Enterprise advertising operates on a much bigger and more complex scale than regular PPC ads, often requiring a significant shift in how you target customers, capture their attention and convert them into qualified leads.
Focusing on effective solutions like retargeting campaigns and incorporating transactional keywords into your ad copy can undoubtedly help maximize the return on investment you get from your ads.
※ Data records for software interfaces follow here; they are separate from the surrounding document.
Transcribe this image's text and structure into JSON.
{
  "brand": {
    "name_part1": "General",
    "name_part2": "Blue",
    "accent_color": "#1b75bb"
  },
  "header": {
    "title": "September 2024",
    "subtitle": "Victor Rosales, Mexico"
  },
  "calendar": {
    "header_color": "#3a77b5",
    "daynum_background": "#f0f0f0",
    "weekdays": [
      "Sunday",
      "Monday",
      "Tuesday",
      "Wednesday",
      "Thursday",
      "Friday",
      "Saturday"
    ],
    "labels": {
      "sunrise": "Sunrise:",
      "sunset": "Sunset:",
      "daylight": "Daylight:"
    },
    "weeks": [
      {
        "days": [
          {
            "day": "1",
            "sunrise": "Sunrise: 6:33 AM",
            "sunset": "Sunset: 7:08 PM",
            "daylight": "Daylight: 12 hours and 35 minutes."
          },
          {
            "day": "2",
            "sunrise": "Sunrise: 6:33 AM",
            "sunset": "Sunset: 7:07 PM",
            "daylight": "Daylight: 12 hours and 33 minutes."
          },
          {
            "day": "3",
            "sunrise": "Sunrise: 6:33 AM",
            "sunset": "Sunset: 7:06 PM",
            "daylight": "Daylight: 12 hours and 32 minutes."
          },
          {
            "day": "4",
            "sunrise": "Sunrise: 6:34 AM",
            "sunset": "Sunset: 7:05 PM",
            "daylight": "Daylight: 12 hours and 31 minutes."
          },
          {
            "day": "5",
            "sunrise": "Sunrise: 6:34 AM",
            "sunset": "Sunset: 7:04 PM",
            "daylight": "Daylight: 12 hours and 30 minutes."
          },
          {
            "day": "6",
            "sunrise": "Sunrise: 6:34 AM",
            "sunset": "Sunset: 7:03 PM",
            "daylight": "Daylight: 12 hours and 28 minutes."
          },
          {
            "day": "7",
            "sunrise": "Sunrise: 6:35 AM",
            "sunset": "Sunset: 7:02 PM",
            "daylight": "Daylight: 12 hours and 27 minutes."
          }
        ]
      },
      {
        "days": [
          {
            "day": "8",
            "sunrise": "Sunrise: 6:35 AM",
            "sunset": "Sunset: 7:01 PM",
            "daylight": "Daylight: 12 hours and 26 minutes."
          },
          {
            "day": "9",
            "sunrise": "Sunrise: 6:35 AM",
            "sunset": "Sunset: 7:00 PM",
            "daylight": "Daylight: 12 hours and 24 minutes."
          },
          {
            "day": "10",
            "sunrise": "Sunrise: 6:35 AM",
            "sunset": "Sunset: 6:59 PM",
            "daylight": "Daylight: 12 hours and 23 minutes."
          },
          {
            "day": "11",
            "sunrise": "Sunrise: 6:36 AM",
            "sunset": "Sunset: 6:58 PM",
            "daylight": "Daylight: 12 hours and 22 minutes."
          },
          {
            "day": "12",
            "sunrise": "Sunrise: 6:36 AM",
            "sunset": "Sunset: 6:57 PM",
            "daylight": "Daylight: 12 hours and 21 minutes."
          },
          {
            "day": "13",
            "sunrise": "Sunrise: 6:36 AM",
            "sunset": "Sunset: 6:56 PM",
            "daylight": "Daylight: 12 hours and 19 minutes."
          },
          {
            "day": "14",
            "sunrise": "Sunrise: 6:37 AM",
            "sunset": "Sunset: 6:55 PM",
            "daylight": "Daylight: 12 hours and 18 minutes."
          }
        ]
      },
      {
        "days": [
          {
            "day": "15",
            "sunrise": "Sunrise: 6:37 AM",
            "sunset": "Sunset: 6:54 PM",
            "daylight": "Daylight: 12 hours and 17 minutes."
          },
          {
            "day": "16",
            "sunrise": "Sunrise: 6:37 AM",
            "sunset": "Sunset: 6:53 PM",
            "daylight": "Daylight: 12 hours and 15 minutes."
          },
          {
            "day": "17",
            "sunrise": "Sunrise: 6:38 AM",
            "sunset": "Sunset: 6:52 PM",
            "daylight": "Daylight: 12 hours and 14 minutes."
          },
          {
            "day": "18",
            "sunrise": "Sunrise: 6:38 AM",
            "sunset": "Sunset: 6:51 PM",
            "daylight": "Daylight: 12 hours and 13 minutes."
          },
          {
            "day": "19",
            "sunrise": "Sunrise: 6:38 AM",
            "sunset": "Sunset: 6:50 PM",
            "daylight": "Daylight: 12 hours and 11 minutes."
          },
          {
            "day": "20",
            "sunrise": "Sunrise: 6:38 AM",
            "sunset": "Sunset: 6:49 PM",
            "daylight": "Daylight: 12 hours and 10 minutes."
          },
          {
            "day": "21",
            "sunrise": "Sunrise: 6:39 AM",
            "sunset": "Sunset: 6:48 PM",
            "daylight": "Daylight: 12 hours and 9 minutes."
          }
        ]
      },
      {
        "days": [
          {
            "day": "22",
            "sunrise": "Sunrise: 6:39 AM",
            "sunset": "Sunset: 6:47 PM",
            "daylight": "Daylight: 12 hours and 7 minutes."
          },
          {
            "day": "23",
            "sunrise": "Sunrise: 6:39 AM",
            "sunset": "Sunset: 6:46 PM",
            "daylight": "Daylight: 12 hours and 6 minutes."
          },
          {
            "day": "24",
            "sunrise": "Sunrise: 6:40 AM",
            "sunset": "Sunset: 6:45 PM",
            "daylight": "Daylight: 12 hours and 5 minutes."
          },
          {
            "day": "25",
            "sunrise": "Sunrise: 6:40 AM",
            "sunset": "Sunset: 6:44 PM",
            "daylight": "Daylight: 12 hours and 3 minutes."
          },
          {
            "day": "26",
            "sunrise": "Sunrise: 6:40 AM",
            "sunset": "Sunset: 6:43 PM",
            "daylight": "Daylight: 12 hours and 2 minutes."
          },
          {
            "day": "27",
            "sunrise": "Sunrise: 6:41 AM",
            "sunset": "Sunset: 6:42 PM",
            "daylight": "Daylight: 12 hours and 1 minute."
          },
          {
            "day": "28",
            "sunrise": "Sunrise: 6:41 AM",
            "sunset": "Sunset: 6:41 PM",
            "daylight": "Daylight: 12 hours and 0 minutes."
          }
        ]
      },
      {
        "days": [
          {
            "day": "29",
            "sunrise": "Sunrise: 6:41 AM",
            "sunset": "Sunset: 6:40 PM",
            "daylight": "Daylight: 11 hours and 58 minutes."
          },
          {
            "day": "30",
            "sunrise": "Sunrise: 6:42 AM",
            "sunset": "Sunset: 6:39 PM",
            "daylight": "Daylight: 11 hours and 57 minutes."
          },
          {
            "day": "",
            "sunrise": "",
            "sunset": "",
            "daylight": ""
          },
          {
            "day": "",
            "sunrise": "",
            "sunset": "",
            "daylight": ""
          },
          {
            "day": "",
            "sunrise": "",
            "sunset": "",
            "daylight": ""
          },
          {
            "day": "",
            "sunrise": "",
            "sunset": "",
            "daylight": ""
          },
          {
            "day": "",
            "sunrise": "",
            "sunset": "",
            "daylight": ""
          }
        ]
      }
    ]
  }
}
But before you so much as even think about signing up for a Google Ads account, your priority should be to ensure that you and your sales and marketing teams are armed and ready with a solid ad management strategy in place.